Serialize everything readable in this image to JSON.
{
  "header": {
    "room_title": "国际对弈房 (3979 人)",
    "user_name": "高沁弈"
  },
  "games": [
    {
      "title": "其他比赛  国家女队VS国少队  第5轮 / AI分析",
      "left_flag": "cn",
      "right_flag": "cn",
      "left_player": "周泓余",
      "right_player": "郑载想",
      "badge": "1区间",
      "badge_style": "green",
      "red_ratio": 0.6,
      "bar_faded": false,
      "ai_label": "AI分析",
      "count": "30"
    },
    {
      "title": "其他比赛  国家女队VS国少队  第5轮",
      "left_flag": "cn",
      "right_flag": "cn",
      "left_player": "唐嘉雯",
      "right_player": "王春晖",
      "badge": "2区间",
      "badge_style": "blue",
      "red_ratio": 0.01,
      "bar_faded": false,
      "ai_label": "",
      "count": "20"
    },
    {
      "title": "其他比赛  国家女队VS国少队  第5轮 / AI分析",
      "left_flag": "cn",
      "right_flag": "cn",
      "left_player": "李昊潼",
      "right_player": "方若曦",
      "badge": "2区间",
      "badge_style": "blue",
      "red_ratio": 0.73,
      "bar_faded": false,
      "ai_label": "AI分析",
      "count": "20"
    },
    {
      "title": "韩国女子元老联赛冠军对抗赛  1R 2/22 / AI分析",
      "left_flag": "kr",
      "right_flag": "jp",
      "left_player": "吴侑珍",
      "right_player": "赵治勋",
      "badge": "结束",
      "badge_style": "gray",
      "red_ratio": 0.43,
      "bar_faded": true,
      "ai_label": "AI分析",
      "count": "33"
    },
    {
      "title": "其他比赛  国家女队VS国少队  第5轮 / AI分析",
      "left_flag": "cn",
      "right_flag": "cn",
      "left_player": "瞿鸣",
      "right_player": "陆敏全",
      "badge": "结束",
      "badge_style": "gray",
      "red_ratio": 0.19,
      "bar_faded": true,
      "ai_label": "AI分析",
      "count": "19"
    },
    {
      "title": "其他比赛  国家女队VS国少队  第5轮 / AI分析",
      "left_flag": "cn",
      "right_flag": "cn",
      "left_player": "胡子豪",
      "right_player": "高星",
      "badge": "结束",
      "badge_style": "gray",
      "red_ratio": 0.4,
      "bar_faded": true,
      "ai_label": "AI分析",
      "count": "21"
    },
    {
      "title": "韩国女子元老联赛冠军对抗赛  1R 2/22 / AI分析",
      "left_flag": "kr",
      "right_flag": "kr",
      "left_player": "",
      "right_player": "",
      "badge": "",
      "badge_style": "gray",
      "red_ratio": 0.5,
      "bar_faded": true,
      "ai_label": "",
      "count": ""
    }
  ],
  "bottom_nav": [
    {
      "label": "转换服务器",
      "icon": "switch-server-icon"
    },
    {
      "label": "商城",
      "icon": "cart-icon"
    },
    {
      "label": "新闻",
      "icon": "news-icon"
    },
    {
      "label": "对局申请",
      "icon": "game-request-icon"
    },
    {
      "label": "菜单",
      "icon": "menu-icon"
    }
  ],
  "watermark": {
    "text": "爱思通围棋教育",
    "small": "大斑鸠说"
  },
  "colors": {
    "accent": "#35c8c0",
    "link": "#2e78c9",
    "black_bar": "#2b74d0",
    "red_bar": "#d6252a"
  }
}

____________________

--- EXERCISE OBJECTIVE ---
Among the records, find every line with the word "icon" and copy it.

--- TASK RESPONSE ---
      "icon": "switch-server-icon"
      "icon": "cart-icon"
      "icon": "news-icon"
      "icon": "game-request-icon"
      "icon": "menu-icon"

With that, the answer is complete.